Tilda Swinton Responds To Doctor Strange Whitewashing Controversy

'I wasn't asked to play an Asian character'

Before the first teaser trailer made its way online, Marvel's Doctor Strange was stirring quite the conversation in regards to the re-characterization of the Ancient One. In the comics, the Ancient One is a powerful Tibetan sorcerer who acts as Stephen Strange's mentor in the mystic arts. He is also a dude.

In Scott Derrickson's big screen adaptation, however, the Ancient One is played by Tilda Swinton -- a brilliantly avant-garde, white actress. After the teaser trailer for the film was released, fans were quick to criticize Swinton's casting and depiction of the Ancient One as yet another instance of Hollywood's cultural appropriation of Asian characters. After all, she is portraying a character originally conceived as being of Asian descent. In an industry where Scarlett Johansson is cast as a Japanese cyborg and Nikolaj Coster-Waldau portrays an Egyptian god, you can see why this is a troubling Hollywood trend.

(Just so we're clear: No one is upset that the Ancient One is now an all-powerful woman ... except for butthurt MRAs.)

Marvel Comics

This is the Ancient One, who sometimes goes by the name Yao.

However, in a recent interview with The Hollywood Reporter, the Oscar-winner explained how this interpretation of the character strays away from the Ancient One's original Tibetan roots.

"Well, it's not actually an Asian character -- that's what I need to tell you about it," she said. "I wasn't asked to play an Asian character, you can be very well assured of that."

She added: "You just have to wait and see, because it's not an Asian character."

While some will understandably take ire in the fact that the Ancient One was stripped of her Asian identity, it's important to remember that the character's original characterization was somewhat problematic for its stereotypical nature. Last year, Marvel Studios head Kevin Feige told EW, "I think if you look at some of the early incarnations of the Ancient One in the comics, they are what we would consider today to be quite, sort of, stereotypical.
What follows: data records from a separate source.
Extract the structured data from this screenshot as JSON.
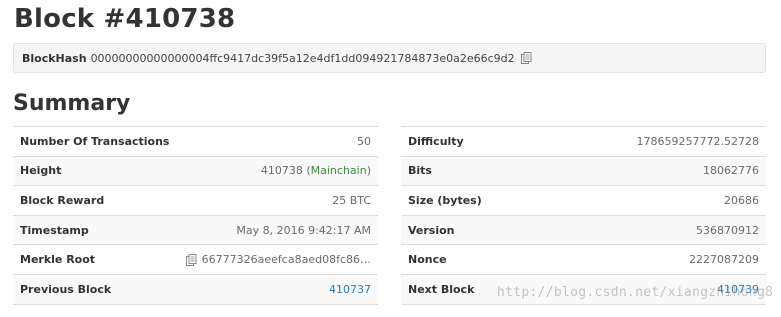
{
  "page": {
    "title": "Block #410738"
  },
  "hash": {
    "label": "BlockHash",
    "value": "00000000000000004ffc9417dc39f5a12e4df1dd094921784873e0a2e66c9d2",
    "copy_icon": "copy-icon"
  },
  "summary": {
    "title": "Summary",
    "left": {
      "transactions_label": "Number Of Transactions",
      "transactions_value": "50",
      "height_label": "Height",
      "height_value": "410738",
      "height_chain_prefix": " (",
      "height_chain": "Mainchain",
      "height_chain_suffix": ")",
      "reward_label": "Block Reward",
      "reward_value": "25 BTC",
      "timestamp_label": "Timestamp",
      "timestamp_value": "May 8, 2016 9:42:17 AM",
      "merkle_label": "Merkle Root",
      "merkle_value": "66777326aeefca8aed08fc86…",
      "previous_label": "Previous Block",
      "previous_value": "410737"
    },
    "right": {
      "difficulty_label": "Difficulty",
      "difficulty_value": "178659257772.52728",
      "bits_label": "Bits",
      "bits_value": "18062776",
      "size_label": "Size (bytes)",
      "size_value": "20686",
      "version_label": "Version",
      "version_value": "536870912",
      "nonce_label": "Nonce",
      "nonce_value": "2227087209",
      "next_label": "Next Block",
      "next_value": "410739"
    }
  },
  "watermark": "http://blog.csdn.net/xiangzhihong8",
  "colors": {
    "link": "#2a7ab8",
    "chain": "#3c8a3c",
    "muted": "#6b6b6b"
  }
}
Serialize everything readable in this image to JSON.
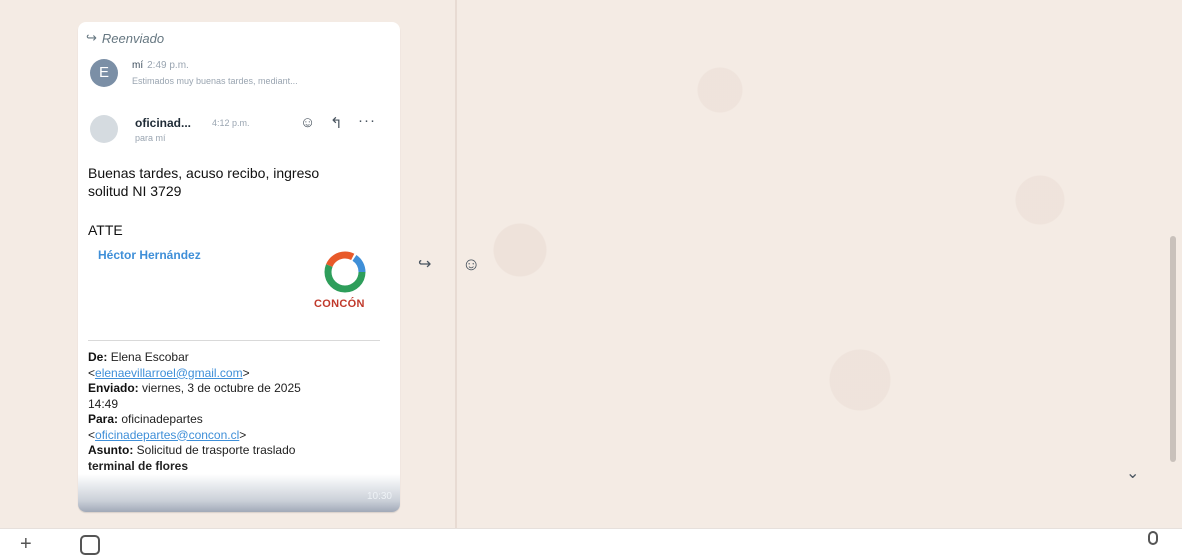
{
  "message": {
    "forwarded_label": "Reenviado",
    "thread": {
      "first": {
        "avatar_letter": "E",
        "sender": "mí",
        "time": "2:49 p.m.",
        "preview": "Estimados muy buenas tardes, mediant..."
      },
      "second": {
        "sender": "oficinad...",
        "time": "4:12 p.m.",
        "to": "para mí"
      }
    },
    "body_lines": [
      "Buenas tardes, acuso recibo, ingreso",
      "solitud NI 3729"
    ],
    "signoff": "ATTE",
    "signature": {
      "name": "Héctor Hernández",
      "logo_text": "CONCÓN"
    },
    "headers": {
      "from_label": "De:",
      "from_name": "Elena Escobar",
      "from_email": "elenaevillarroel@gmail.com",
      "sent_label": "Enviado:",
      "sent_value": "viernes, 3 de octubre de 2025",
      "sent_time": "14:49",
      "to_label": "Para:",
      "to_name": "oficinadepartes",
      "to_email": "oficinadepartes@concon.cl",
      "subject_label": "Asunto:",
      "subject_line1": "Solicitud de trasporte traslado",
      "subject_line2": "terminal de flores"
    },
    "timestamp": "10:30"
  },
  "icons": {
    "forward": "forward-icon",
    "emoji": "emoji-icon",
    "reply": "reply-icon",
    "more": "more-icon",
    "chevron": "chevron-down-icon",
    "plus": "plus-icon",
    "sticker": "sticker-icon",
    "mic": "mic-icon"
  },
  "colors": {
    "link": "#3f8fd8",
    "signature": "#3f8fd8",
    "logo": "#c0392b",
    "wallpaper": "#f4ebe4"
  }
}
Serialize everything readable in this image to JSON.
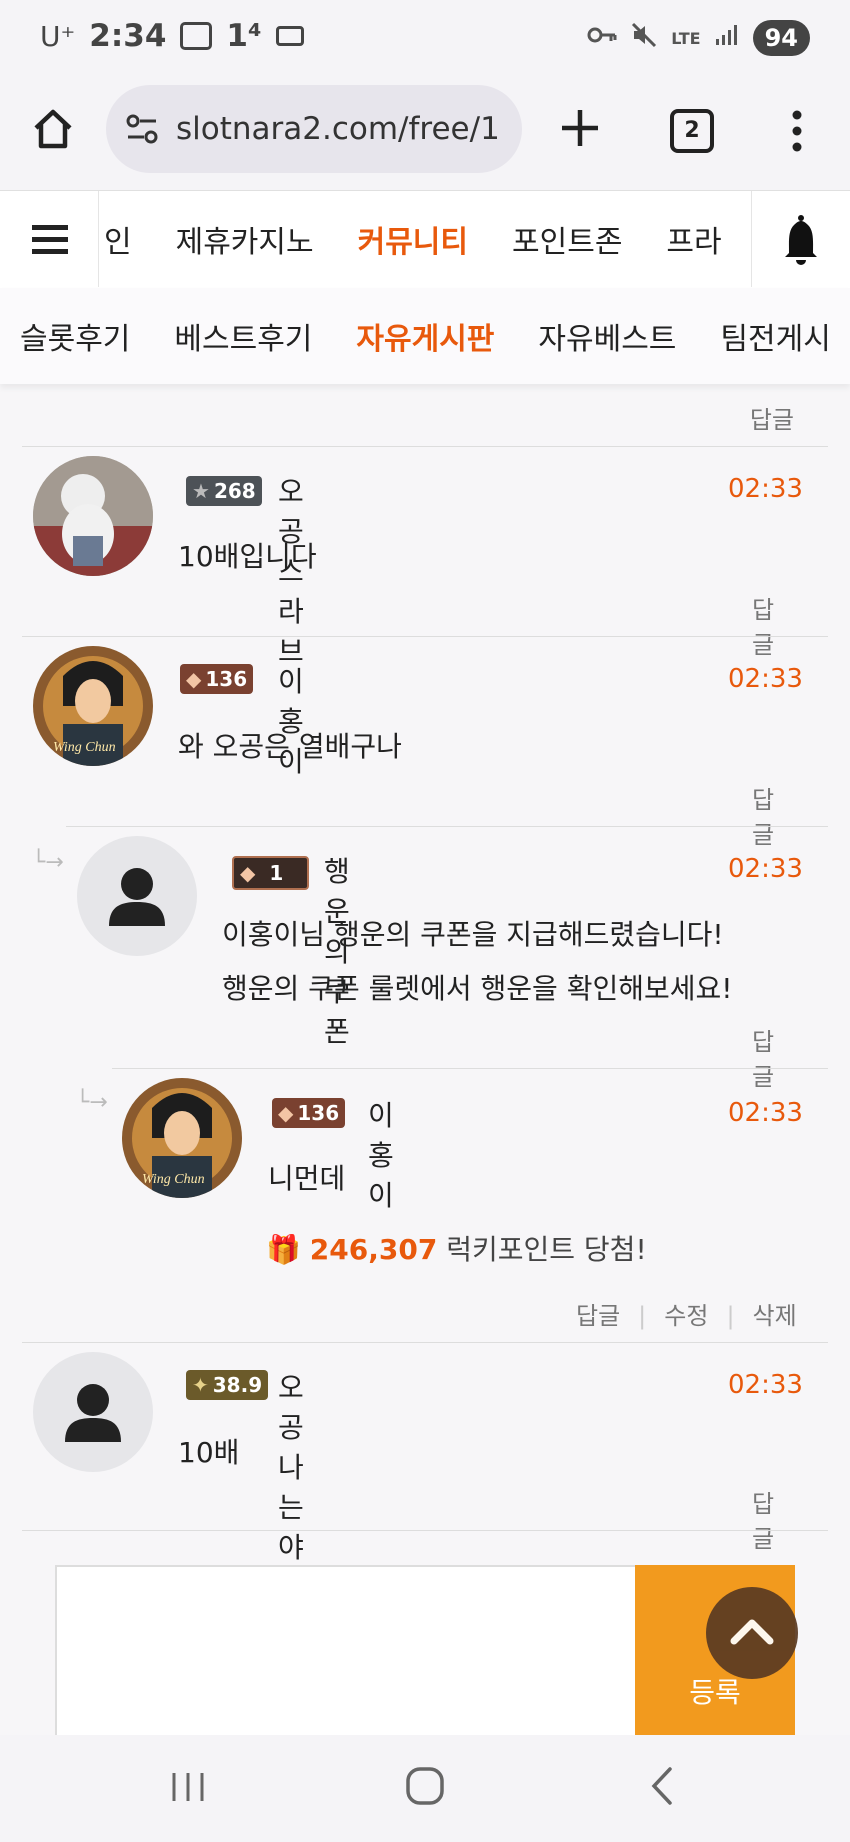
{
  "status": {
    "carrier": "U⁺",
    "time": "2:34",
    "extra": "1⁴",
    "network": "LTE",
    "battery": "94"
  },
  "browser": {
    "url": "slotnara2.com/free/1",
    "tab_count": "2"
  },
  "nav": {
    "items": [
      {
        "label": "인",
        "active": false
      },
      {
        "label": "제휴카지노",
        "active": false
      },
      {
        "label": "커뮤니티",
        "active": true
      },
      {
        "label": "포인트존",
        "active": false
      },
      {
        "label": "프라",
        "active": false
      }
    ]
  },
  "subnav": {
    "items": [
      {
        "label": "슬롯후기"
      },
      {
        "label": "베스트후기"
      },
      {
        "label": "자유게시판",
        "active": true
      },
      {
        "label": "자유베스트"
      },
      {
        "label": "팀전게시"
      }
    ]
  },
  "top_reply": "답글",
  "comments": [
    {
      "level": "268",
      "username": "오공스라브",
      "time": "02:33",
      "text": "10배입니다",
      "reply": "답글"
    },
    {
      "level": "136",
      "username": "이홍이",
      "time": "02:33",
      "text": "와 오공은 열배구나",
      "reply": "답글"
    },
    {
      "level": "1",
      "username": "행운의쿠폰",
      "time": "02:33",
      "text1": "이홍이님 행운의 쿠폰을 지급해드렸습니다!",
      "text2": "행운의 쿠폰 룰렛에서 행운을 확인해보세요!",
      "reply": "답글"
    },
    {
      "level": "136",
      "username": "이홍이",
      "time": "02:33",
      "text": "니먼데",
      "lucky_points": "246,307",
      "lucky_text": "럭키포인트 당첨!",
      "reply": "답글",
      "edit": "수정",
      "delete": "삭제"
    },
    {
      "level": "38.9",
      "username": "오공나는야빙신",
      "time": "02:33",
      "text": "10배",
      "reply": "답글"
    }
  ],
  "submit_label": "등록"
}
They don't hold up to what would work today."

Therefore, the Ancient One has seemingly been reworked as an enlightened being who's not necessarily connected to conventional definitions of identity and human ethnicity.

Given her ethereal weirdness, Swinton is undoubtedly an amazing choice to play a mysterious mystic, but we wish Marvel would have found a way to rework the character without stripping the Ancient One of her important cultural identity.